With National Science Foundation Broadening Participation in Computing funding, CAHSI was established in 2006 to address the low representation of Hispanics in computing in both higher education and the workforce.  In 2018, CAHSI received funding from the NSF, one of only five in the inaugural year to be designated as a National INCLUDES (Inclusion across the Nation of Communities of Learners of Underrepresented Discovers in Engineering and Science) alliance.  CAHSI’s strategic actions to accelerate inclusive change engage administrators, faculty and professional staff, and entities from the public and private sectors.  CAHSI sets forth a flexible process using the conditions of collective impact that furthers the interchange of knowledge creation, adaptation, dissemination, and assessment. CAHSI has a distinguished Board of Advisors (BOA) who evaluate CAHSI’s progress and make recommendations regarding its strategic direction.

Because of its evidence-based impact, CAHSI has been nationally recognized in 2015 by the White House Initiative on Educational Excellence for Hispanics as a Bright Spot in Hispanic Education and by Excelencia in Education through its Growing What Works database.  Learn more about CAHSI clicking on the icons below.  How CAHSI puts the five components of Collective Impact into practice is provided in the text that follows.


Board of Advisors






Information Sheet


CAHSI’s vision, mission, goals, and strategic actions drive the agenda for change.

Vision:  By 2030, Hispanics will represent 20% or more of those who earn credentials* in computing.  *Credentials are defined as degrees and certifications that lead to gainful employment and advancement in the field.

Mission: Grow and sustain a Networked Community committed to recruiting, retaining and accelerating the progress of Hispanics in computing.


  1. Challenge students’ knowledge, skills, and abilities so that they are positioned to thrive in the workforce.
  2. Support pedagogical and professional growth for those who can impact Hispanics.
  3. Expand meaningful partnerships that align with strategic regional and national efforts.
  4. Inform policy through evidence.


The Backbone Coordinating Organization guides CAHSI, builds capacity at HSIs, and serves as a National Resource for all Hispanics in computing.  To learn more about CAHSI’s backbone, read the Visioning document.




CAHSI partners with industry, government, non-profits, and other institutions to initiate efforts that result in Positive Change.  Get a sense of our early efforts during the NSF INCLUDES Design and Development Launch Program, and learn about our efforts through Case Studies.


Networking Document


Case Study


In order to better support current CAHSI institutions and sustain impact as it grows, CAHSI operates as a network of networks, linking Regional Networks. It is within these Regional Networks where stakeholders within a defined locality connect with each other. The current Regional Networks include: West (California), Southwest (Arizona, New Mexico, and Texas), Southeast (Florida, Puerto Rico), and North (Illinois, New Jersey, and in the future New York). These regions have high concentrations of Hispanics.  Each region has a Lead and co-Leads.

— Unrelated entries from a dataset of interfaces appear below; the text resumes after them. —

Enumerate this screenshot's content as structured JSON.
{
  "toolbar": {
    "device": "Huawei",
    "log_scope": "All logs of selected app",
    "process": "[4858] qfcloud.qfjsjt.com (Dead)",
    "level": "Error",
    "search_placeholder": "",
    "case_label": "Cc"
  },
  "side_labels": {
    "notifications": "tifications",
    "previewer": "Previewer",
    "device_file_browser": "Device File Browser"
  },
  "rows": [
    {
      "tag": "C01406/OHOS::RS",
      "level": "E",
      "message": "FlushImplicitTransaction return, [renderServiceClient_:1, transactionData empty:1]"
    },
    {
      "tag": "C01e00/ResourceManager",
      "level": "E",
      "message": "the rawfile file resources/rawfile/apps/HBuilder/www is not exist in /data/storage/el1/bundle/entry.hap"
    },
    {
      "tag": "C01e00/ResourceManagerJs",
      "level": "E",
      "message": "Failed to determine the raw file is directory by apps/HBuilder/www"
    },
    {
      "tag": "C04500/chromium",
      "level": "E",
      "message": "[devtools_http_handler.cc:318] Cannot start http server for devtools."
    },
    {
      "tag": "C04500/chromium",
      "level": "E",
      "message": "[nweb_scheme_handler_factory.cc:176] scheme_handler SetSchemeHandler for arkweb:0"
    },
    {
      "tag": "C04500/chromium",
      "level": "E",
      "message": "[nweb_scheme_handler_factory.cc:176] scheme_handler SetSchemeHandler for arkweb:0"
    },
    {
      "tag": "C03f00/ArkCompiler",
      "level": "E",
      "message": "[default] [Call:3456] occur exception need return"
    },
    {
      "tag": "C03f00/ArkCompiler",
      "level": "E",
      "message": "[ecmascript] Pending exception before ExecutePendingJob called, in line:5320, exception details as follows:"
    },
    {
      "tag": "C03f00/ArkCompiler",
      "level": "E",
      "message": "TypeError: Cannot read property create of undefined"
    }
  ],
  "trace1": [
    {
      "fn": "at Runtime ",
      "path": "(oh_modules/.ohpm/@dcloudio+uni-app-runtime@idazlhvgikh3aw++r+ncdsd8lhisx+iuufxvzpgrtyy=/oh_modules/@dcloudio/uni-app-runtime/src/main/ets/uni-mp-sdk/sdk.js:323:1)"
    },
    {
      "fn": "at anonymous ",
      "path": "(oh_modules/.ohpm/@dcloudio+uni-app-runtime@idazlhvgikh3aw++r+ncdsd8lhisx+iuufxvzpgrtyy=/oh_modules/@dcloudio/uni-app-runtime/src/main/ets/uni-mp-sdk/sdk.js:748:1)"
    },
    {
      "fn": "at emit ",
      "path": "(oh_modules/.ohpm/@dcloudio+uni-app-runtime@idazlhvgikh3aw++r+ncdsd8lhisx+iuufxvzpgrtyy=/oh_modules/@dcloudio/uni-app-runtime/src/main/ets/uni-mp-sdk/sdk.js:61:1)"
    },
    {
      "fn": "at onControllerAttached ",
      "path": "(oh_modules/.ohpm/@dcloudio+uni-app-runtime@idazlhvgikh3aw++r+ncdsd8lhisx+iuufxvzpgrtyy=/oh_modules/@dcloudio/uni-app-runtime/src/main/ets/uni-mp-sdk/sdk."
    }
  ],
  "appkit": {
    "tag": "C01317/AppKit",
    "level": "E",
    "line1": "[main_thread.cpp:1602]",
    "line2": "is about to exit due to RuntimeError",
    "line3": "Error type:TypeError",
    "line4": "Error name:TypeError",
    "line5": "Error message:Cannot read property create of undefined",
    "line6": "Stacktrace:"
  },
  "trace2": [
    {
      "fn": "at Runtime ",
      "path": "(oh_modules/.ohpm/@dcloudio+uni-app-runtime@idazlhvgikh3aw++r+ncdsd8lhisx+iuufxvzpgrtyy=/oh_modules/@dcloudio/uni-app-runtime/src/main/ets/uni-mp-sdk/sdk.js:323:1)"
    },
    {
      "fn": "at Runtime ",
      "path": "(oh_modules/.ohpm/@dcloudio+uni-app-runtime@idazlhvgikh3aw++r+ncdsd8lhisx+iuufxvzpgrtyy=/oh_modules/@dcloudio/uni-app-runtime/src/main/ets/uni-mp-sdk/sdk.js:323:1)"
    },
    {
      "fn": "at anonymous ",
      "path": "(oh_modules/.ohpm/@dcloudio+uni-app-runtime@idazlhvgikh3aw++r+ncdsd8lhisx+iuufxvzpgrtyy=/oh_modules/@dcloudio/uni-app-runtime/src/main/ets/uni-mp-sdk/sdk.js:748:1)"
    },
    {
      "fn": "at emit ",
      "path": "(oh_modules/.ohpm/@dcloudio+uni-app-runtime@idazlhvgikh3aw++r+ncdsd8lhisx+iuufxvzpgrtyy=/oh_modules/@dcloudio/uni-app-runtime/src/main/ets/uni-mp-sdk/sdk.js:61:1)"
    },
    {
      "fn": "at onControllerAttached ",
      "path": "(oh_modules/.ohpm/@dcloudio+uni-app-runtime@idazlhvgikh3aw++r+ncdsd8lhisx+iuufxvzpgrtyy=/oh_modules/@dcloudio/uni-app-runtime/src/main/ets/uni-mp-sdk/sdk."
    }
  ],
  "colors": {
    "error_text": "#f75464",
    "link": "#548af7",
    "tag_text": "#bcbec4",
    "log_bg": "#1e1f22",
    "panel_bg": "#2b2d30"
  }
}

Regional interactions contribute to establishing a cultural environment of mutual trust and respect, which has potential for membership to be more confident to confer with others, seek feedback, and have open discussions to contribute ideas and coordinate efforts toward meaningful outcomes. To support this, each region has a Regional Connector to support fruitful through ongoing face-to-face interactions, phone calls, and online communication.


The data management and evaluation team collects and shares three levels of evaluative data as shown below. The Data Management (DM) team focuses on student-level data, acquired through established data sharing agreements with the offices of institutional research and IPEDS data. These two data sources allow the DM team to track trends in students’ initial enrollment and progression through undergraduate and graduate coursework. The complementary nature of institutional and IPEDS data allows the DM team to conduct rigorous analyses and provide key stakeholders with useful information that contributes to continuous programmatic improvement.

Level 3: National

  • Compare CAHSI outcomes to national outcomes for Hispanics in computing: Is CAHSI making a difference?
  • Policy analysis and Alliance Impact: Is CAHSI serving as a voice for Hispanics in Computing?

Level 2: Alliance and Regional

  • Progress of region and/or Alliance on Graduation/Enrollment/Course Success
  • Partnerships and networks fostered by region and/or alliance

Level 1: Institutional and Individual

  • Institutional Data: Graduation, Enrollment, Course Success
  • Individual (surveys): Student Climate; Faculty Professional Development